**What is needed**
Set the records down again, exactly, without their images.

---- Data shown

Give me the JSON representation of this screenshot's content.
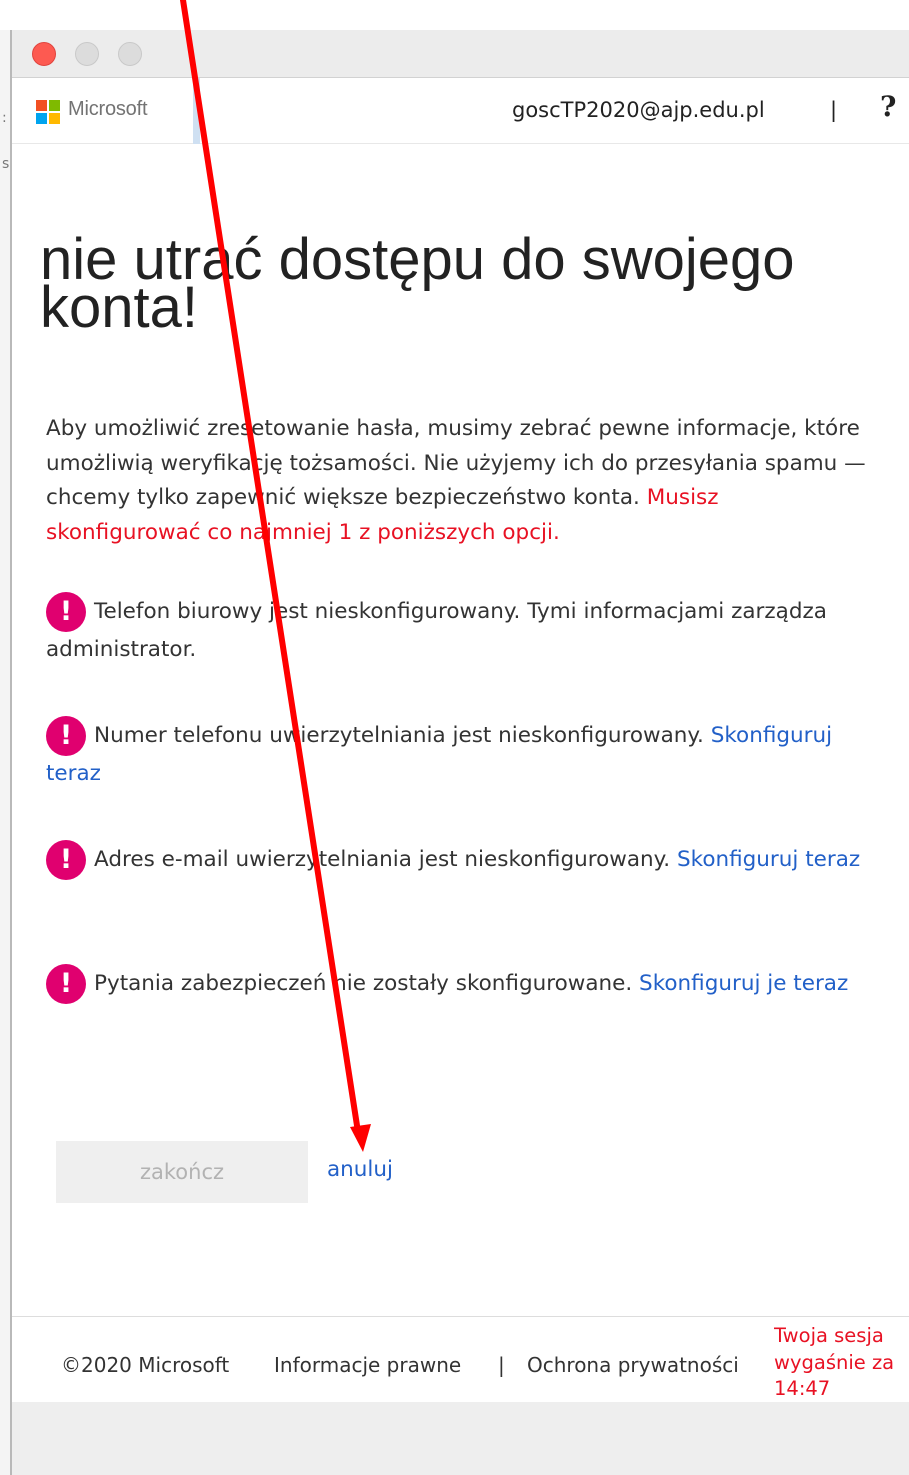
{
  "header": {
    "brand": "Microsoft",
    "user_email": "goscTP2020@ajp.edu.pl",
    "separator": "|",
    "help_glyph": "?"
  },
  "left_strip": {
    "fragments": [
      ":",
      "s"
    ]
  },
  "main": {
    "title": "nie utrać dostępu do swojego konta!",
    "intro": "Aby umożliwić zresetowanie hasła, musimy zebrać pewne informacje, które umożliwią weryfikację tożsamości. Nie użyjemy ich do przesyłania spamu — chcemy tylko zapewnić większe bezpieczeństwo konta.",
    "intro_required": "Musisz skonfigurować co najmniej 1 z poniższych opcji.",
    "alert_glyph": "!",
    "items": [
      {
        "text": "Telefon biurowy jest nieskonfigurowany. Tymi informacjami zarządza administrator.",
        "link": ""
      },
      {
        "text": "Numer telefonu uwierzytelniania jest nieskonfigurowany.",
        "link": "Skonfiguruj teraz"
      },
      {
        "text": "Adres e-mail uwierzytelniania jest nieskonfigurowany.",
        "link": "Skonfiguruj teraz"
      },
      {
        "text": "Pytania zabezpieczeń nie zostały skonfigurowane.",
        "link": "Skonfiguruj je teraz"
      }
    ],
    "finish_label": "zakończ",
    "cancel_label": "anuluj"
  },
  "footer": {
    "copyright": "©2020 Microsoft",
    "legal": "Informacje prawne",
    "separator": "|",
    "privacy": "Ochrona prywatności",
    "session_line1": "Twoja sesja",
    "session_line2": "wygaśnie za",
    "session_line3": "14:47"
  },
  "colors": {
    "accent_link": "#2260c8",
    "required_red": "#e81123",
    "alert_magenta": "#e0006f",
    "annotation_arrow": "#ff0000"
  }
}
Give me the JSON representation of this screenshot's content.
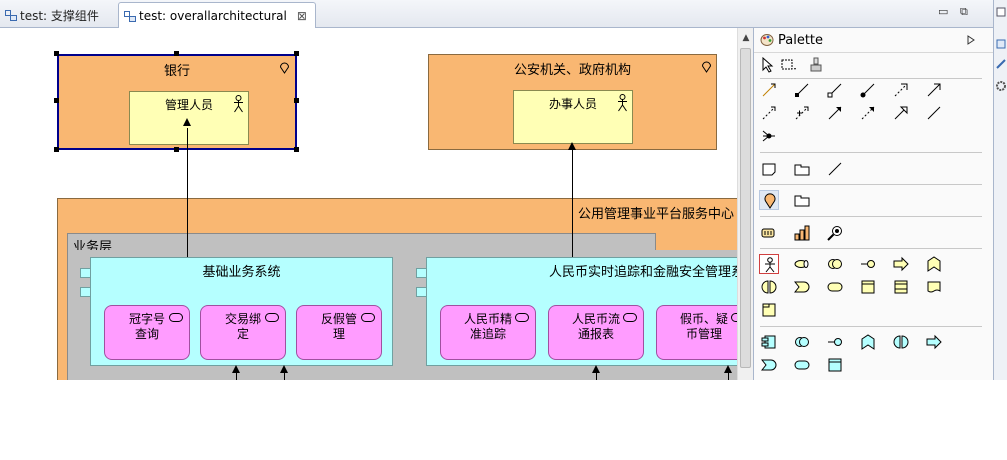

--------

**Answer area**
Give me the JSON representation of this screenshot's content.
{
  "header": {
    "brand": "Microsoft",
    "user_email": "goscTP2020@ajp.edu.pl",
    "separator": "|",
    "help_glyph": "?"
  },
  "left_strip": {
    "fragments": [
      ":",
      "s"
    ]
  },
  "main": {
    "title": "nie utrać dostępu do swojego konta!",
    "intro": "Aby umożliwić zresetowanie hasła, musimy zebrać pewne informacje, które umożliwią weryfikację tożsamości. Nie użyjemy ich do przesyłania spamu — chcemy tylko zapewnić większe bezpieczeństwo konta.",
    "intro_required": "Musisz skonfigurować co najmniej 1 z poniższych opcji.",
    "alert_glyph": "!",
    "items": [
      {
        "text": "Telefon biurowy jest nieskonfigurowany. Tymi informacjami zarządza administrator.",
        "link": ""
      },
      {
        "text": "Numer telefonu uwierzytelniania jest nieskonfigurowany.",
        "link": "Skonfiguruj teraz"
      },
      {
        "text": "Adres e-mail uwierzytelniania jest nieskonfigurowany.",
        "link": "Skonfiguruj teraz"
      },
      {
        "text": "Pytania zabezpieczeń nie zostały skonfigurowane.",
        "link": "Skonfiguruj je teraz"
      }
    ],
    "finish_label": "zakończ",
    "cancel_label": "anuluj"
  },
  "footer": {
    "copyright": "©2020 Microsoft",
    "legal": "Informacje prawne",
    "separator": "|",
    "privacy": "Ochrona prywatności",
    "session_line1": "Twoja sesja",
    "session_line2": "wygaśnie za",
    "session_line3": "14:47"
  },
  "colors": {
    "accent_link": "#2260c8",
    "required_red": "#e81123",
    "alert_magenta": "#e0006f",
    "annotation_arrow": "#ff0000"
  }
}
Give me the JSON representation of this screenshot's content.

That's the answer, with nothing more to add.